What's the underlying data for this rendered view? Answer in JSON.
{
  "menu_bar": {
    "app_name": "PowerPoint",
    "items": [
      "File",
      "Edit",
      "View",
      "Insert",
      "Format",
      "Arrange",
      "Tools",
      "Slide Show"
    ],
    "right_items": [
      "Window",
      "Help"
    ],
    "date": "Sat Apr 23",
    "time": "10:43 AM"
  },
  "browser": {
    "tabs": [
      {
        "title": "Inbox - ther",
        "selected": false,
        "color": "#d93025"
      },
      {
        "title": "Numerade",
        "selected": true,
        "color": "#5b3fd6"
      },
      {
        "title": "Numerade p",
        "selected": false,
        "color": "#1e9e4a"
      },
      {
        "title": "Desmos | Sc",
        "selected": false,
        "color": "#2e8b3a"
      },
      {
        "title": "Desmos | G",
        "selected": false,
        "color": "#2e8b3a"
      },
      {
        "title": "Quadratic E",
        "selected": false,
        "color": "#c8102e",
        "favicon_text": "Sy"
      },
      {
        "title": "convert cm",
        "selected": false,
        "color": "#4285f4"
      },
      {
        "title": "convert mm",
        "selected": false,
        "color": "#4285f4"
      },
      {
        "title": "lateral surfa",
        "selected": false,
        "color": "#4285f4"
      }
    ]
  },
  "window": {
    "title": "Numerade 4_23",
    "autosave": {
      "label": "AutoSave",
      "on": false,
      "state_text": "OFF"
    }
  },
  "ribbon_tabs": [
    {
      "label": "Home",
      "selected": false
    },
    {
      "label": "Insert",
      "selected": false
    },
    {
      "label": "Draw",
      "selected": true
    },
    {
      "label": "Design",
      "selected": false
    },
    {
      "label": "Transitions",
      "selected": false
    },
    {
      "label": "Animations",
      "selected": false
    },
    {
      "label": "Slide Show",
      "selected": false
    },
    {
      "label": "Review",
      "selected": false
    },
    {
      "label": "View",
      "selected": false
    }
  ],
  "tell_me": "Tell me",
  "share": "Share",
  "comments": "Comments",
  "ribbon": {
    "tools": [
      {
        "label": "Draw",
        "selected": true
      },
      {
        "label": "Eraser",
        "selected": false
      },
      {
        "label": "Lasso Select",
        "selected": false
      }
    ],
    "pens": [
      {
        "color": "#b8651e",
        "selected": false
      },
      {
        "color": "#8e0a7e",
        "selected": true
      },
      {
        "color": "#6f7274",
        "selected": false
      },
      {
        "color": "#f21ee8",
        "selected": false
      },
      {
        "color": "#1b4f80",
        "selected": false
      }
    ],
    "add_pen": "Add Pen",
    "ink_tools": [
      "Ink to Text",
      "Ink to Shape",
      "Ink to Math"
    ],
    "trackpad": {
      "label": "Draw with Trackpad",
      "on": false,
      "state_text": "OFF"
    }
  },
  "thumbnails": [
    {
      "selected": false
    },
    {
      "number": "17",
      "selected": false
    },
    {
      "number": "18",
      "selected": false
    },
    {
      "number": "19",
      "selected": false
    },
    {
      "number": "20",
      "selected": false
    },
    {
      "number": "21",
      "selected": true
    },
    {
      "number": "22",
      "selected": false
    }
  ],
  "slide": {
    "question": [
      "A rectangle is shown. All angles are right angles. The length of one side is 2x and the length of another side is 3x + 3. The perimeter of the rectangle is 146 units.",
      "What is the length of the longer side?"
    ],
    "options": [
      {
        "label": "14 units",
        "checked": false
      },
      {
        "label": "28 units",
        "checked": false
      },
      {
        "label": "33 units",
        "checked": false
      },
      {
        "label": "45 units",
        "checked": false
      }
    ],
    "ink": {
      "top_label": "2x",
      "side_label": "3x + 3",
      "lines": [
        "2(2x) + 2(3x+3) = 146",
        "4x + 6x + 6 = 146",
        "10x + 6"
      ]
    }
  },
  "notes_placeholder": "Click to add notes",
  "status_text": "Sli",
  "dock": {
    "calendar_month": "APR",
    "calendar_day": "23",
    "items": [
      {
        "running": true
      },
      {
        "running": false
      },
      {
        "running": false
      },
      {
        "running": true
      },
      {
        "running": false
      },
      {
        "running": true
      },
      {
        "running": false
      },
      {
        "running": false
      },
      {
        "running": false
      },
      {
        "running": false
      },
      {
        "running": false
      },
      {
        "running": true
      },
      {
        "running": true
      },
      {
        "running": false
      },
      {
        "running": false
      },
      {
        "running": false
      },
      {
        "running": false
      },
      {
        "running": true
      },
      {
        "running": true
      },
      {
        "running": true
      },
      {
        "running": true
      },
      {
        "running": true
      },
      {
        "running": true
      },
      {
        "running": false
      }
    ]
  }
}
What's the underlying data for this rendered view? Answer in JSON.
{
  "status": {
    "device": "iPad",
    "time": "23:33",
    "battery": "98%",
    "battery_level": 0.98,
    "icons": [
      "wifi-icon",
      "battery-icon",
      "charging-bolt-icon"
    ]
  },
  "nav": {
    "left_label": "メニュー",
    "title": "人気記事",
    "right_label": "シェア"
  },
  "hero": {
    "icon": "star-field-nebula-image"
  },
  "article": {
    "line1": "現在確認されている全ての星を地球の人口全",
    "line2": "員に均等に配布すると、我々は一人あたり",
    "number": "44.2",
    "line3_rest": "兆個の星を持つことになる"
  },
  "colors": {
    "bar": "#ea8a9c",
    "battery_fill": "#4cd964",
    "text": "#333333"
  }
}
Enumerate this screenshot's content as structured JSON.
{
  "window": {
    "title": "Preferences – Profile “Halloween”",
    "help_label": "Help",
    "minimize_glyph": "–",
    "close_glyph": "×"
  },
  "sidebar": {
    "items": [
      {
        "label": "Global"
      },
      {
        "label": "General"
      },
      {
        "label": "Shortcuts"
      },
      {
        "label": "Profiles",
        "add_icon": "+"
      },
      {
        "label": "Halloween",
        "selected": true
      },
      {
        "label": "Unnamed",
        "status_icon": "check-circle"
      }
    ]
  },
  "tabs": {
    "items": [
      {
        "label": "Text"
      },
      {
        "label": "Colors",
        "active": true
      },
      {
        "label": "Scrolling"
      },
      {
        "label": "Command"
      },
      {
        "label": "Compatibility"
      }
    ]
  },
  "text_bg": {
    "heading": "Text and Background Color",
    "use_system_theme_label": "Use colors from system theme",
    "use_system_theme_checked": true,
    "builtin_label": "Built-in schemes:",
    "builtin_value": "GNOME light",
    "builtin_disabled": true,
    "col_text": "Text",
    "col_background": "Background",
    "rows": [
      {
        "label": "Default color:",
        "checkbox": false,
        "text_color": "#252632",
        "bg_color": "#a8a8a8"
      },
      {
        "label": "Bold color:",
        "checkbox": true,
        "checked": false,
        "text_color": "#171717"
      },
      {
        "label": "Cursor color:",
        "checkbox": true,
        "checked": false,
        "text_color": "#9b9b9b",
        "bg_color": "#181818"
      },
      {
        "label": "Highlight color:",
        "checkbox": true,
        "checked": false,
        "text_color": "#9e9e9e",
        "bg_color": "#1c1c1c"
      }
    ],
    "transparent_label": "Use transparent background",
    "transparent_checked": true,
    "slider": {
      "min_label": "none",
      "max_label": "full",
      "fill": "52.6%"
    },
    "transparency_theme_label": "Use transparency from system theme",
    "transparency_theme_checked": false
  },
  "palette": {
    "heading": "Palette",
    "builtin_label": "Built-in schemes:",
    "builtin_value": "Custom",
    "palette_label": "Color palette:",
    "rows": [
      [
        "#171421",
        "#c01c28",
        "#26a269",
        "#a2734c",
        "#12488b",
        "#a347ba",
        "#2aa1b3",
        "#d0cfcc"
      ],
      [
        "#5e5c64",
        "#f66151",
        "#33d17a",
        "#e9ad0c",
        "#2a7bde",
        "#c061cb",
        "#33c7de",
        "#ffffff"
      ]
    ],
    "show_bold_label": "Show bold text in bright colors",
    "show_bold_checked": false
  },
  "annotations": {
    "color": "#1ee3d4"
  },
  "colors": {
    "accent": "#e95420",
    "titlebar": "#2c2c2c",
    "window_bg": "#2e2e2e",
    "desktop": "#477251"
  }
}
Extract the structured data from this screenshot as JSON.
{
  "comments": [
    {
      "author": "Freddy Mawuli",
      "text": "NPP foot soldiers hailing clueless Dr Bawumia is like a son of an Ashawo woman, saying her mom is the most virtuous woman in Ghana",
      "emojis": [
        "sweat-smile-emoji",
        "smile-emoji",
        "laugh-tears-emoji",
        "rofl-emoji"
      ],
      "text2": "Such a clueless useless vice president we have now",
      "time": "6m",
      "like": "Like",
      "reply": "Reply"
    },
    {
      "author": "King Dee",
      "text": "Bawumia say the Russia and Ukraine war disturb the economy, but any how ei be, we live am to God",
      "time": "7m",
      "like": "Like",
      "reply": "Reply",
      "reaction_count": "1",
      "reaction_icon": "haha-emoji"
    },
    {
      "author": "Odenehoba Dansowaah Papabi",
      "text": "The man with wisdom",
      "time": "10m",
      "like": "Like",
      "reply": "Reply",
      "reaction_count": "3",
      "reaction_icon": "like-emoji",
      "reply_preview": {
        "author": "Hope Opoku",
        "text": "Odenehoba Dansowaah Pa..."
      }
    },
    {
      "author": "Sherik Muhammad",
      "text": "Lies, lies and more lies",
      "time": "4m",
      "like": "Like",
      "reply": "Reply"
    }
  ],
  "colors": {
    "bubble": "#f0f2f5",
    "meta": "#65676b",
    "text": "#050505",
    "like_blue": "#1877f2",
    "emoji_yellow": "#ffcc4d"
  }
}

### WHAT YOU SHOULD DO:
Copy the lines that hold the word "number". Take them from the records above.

### TASK RESPONSE:
      "number": "17",
      "number": "18",
      "number": "19",
      "number": "20",
      "number": "21",
      "number": "22",
    "number": "44.2",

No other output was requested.